**WORK REQUEST**
Tally the lines in the data that follows that include the word "connection", and report nothing but the total.

======== SUPPLIED MATERIAL ========

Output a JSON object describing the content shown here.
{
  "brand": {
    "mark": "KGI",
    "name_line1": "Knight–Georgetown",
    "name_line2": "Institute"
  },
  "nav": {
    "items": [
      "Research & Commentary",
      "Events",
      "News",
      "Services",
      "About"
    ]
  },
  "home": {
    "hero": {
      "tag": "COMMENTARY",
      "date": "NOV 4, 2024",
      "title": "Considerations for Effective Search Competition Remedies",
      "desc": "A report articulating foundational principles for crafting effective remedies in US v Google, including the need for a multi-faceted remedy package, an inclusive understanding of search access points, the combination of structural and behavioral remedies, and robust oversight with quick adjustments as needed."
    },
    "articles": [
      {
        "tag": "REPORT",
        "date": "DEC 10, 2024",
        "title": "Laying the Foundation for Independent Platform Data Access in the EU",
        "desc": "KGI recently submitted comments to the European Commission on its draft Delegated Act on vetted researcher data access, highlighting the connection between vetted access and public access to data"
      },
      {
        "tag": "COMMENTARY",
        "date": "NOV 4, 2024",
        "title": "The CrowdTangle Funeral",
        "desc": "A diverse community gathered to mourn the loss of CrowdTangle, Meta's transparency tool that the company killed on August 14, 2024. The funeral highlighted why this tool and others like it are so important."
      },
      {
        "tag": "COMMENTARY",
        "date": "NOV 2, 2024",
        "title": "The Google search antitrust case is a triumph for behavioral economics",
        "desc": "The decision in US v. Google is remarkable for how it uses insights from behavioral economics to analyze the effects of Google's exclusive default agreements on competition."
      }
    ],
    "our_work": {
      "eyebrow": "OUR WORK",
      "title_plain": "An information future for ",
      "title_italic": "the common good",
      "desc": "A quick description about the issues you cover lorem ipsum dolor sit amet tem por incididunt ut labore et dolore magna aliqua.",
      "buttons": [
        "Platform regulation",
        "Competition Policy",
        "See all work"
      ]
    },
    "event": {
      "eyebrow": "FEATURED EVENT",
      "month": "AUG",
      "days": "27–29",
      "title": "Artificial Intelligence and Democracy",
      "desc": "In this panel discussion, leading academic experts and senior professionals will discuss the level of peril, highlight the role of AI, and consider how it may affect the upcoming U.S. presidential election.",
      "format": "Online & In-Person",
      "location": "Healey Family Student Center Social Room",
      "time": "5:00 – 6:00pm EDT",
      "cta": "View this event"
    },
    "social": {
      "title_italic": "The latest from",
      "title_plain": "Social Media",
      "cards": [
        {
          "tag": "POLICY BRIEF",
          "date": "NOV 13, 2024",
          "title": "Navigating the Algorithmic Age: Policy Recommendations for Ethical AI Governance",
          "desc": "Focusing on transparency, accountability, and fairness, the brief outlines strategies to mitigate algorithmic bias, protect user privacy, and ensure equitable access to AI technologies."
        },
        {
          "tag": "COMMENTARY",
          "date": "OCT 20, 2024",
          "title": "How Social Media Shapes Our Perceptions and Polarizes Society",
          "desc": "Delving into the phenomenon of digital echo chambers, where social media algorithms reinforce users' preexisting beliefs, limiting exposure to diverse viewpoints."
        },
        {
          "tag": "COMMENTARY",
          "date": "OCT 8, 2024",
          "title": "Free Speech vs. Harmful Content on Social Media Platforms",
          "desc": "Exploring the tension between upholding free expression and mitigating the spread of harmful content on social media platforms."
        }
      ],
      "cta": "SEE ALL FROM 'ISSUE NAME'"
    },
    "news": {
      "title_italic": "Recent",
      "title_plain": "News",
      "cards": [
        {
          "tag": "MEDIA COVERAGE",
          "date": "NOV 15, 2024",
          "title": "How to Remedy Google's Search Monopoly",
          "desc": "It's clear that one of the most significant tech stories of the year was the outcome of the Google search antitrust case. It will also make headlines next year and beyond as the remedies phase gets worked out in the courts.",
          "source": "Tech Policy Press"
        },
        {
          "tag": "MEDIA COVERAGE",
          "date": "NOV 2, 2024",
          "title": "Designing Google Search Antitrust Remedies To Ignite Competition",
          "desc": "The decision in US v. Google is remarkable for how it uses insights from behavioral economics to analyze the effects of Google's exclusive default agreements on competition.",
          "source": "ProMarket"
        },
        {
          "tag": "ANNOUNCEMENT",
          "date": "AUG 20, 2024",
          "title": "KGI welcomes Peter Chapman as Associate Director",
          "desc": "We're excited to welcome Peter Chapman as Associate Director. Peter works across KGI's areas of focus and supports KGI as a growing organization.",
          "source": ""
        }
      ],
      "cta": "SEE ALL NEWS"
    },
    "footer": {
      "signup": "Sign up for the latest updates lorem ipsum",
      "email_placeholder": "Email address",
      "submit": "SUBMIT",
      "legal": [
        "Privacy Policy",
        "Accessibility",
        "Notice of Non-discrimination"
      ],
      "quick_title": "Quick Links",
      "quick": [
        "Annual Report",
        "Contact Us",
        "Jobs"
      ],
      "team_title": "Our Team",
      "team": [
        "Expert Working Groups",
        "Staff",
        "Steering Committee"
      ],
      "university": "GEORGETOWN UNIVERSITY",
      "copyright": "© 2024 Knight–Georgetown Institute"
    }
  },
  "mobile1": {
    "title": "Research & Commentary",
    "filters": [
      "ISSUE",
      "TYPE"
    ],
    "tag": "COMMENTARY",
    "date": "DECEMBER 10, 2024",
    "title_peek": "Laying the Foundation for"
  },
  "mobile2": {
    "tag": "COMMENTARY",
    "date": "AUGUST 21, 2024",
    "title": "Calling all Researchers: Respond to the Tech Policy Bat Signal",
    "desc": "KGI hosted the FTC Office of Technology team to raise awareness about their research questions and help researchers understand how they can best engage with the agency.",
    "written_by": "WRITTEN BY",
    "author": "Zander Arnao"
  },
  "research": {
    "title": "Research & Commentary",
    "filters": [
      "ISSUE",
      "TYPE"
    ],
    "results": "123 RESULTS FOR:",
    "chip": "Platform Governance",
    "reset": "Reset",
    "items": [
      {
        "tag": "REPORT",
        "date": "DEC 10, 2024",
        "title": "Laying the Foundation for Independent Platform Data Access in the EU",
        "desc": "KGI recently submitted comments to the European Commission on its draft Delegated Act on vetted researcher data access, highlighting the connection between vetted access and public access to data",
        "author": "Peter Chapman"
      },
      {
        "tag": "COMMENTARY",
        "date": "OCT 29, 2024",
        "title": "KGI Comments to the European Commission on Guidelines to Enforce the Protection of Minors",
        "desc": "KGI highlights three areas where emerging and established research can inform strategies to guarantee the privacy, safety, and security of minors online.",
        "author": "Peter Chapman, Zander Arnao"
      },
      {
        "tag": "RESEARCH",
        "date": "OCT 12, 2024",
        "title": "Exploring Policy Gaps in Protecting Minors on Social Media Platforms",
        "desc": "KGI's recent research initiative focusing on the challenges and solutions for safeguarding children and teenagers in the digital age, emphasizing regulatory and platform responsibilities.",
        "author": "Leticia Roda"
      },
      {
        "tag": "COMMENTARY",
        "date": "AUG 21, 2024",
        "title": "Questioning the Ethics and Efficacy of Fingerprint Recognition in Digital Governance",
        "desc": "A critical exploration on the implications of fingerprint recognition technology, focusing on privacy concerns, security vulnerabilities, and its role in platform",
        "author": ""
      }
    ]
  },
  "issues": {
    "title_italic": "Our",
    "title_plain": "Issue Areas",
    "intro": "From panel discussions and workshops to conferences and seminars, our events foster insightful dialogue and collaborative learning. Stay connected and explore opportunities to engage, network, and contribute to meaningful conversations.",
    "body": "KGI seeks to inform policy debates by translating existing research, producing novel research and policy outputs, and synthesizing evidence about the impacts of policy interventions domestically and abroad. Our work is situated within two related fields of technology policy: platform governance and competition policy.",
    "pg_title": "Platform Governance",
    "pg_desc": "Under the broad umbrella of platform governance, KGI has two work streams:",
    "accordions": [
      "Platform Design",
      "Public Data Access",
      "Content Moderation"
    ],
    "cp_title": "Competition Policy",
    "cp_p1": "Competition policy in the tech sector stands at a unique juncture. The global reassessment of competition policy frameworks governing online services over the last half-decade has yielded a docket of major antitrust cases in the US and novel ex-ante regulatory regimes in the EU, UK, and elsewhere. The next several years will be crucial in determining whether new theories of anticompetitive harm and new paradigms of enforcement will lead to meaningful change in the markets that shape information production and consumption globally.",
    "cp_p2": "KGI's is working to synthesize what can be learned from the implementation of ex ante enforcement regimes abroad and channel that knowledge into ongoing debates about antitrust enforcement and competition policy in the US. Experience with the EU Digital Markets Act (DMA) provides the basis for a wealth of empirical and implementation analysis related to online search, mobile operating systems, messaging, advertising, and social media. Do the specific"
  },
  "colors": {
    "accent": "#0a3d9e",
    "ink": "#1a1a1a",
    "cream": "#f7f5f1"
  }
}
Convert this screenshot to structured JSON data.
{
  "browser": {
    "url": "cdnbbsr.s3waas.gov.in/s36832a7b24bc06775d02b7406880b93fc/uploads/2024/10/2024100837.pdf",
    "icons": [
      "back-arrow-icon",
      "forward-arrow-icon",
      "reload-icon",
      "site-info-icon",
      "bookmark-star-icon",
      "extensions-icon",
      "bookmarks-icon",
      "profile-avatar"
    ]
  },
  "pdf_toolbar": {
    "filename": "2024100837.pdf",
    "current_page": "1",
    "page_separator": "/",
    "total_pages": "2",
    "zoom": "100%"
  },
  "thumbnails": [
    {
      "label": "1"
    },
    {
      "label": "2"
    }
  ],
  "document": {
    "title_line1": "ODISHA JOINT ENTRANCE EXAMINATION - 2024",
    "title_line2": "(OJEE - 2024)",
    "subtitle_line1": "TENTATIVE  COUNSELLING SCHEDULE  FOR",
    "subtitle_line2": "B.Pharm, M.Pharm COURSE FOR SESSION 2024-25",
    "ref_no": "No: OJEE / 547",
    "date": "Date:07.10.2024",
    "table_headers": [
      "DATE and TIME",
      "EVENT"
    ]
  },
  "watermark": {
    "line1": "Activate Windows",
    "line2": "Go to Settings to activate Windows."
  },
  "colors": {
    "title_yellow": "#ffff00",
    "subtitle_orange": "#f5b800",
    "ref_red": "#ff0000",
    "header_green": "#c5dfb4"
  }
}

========

**ANSWER**
2